It also means that Google Maps can finally be in your in-car infotainment systems. Everyone's favorite navigation platform is joined by familiar Google's contacts, messages, reminders and music services.
How it stacks up to Apple CarPlay remains to be seen, but we want to take it for a test drive.
4. Android TV is back on the dial
We already knew Google intended to rebranded its Google TV platform to Android TV, but today was the first time we saw it demoed on stage with new features.
The smoother scrolling experience of the user interface is coupled with new voice search capabilities. It goes beyond searching for movie titles and TV shows like the Amazon Fire TV.
Google voice searching for actresses brings up bios to help you answer that "What else do I know her from" question. The same thing happen when asking for "Oscar nominated movies" from a specific year - you'll realize you don't agree with any of the Academy Award voters.

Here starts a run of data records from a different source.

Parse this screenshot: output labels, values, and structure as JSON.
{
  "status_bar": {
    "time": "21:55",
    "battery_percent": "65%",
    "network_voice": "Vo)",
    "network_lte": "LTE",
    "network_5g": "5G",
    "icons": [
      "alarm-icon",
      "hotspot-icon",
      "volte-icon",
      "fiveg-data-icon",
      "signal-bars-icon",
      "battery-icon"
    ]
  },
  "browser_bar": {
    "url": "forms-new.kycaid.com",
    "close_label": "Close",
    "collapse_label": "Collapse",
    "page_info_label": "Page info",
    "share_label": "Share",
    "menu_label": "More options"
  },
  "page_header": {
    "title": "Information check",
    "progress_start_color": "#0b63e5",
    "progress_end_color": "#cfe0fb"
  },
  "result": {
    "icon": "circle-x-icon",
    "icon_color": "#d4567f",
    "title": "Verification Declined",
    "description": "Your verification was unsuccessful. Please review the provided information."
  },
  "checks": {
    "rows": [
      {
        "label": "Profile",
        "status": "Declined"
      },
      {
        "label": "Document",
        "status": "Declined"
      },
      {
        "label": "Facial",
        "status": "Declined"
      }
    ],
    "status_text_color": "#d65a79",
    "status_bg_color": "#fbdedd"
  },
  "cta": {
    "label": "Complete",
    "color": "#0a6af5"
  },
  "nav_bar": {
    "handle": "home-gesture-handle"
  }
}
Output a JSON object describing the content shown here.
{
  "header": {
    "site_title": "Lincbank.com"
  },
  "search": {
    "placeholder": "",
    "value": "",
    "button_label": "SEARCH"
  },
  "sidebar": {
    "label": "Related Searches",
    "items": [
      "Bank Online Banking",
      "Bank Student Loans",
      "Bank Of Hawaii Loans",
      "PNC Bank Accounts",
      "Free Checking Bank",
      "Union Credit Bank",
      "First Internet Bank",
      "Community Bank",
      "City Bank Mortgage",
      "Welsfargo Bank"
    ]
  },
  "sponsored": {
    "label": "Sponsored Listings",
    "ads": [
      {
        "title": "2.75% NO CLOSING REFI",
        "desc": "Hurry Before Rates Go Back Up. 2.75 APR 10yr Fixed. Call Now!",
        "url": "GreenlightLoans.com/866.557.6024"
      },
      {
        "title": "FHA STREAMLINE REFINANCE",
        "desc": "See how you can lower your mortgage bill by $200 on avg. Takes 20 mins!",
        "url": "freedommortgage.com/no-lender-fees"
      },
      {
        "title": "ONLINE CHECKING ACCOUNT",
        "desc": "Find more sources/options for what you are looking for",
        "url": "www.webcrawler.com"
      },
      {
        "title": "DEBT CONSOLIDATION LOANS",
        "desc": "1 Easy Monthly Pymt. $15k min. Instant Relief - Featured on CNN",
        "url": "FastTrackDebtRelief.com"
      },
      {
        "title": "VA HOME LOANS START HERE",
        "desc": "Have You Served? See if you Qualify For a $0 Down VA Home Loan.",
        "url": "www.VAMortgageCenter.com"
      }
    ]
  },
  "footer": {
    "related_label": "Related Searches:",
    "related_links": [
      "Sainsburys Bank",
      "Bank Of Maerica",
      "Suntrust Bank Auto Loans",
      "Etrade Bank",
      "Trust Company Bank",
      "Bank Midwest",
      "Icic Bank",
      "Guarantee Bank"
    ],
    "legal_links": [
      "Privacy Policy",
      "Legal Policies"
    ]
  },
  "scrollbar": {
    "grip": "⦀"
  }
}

Android TV is also getting native game support, though you should expect tablet calibur games at first on the line of NBA Game.
The new TV platform is coming this fall and has television manufacturers including Sony, Sharp and Philips are already on board.
5. Chromecast mirroring finally matches AirPlay
This matches the current Chrome browser mirroring as well as the iOS Apple TV mirroring option that's long been available.
To prove that anything on your smartphone or tablet can be put up on the big screen, Chromecast was used to mirror the Android camera app, something that typically you wouldn't want to mirror.
What was missing?
Google IO didn't have very many surprise announcements. That means we were, of course, overreaching when it came to some of our hopeful predictions.
Clearly, Google wasn't ready to unveil its army of robots led by Android creator Andy Rubin and the newly acquired Boston Dynamics.
Also oddly absent was Google Glass. The company dove into wearables, but its face-worn gadget didn't get much of the spotlight outside of crowd pans of people wearing Google Glass.
Many of the surprises actually came in pre-Google IO announcements. Google Glass was upgraded to 2GB of RAM, double the memory specs from before. Nest also bought Dropcam last week, so we didn't see much of the smart home here today.
That being said, Google did unveil a new Android Wear smartwatch, the Samsung Gear Live. It and the LG G Watch will be available today. The Moto 360, as expected, is coming out at a later date.
New tablets, meanwhile, may come next month. That's what happened last year when the Nexus 7 and Chromecast launched one month after Google IO 2013.
It was a more developer-focused Google IO, but the conference did successfully show how the company is trying to tie all of its endeavours together, ending a bit of its much-hated fragmentation.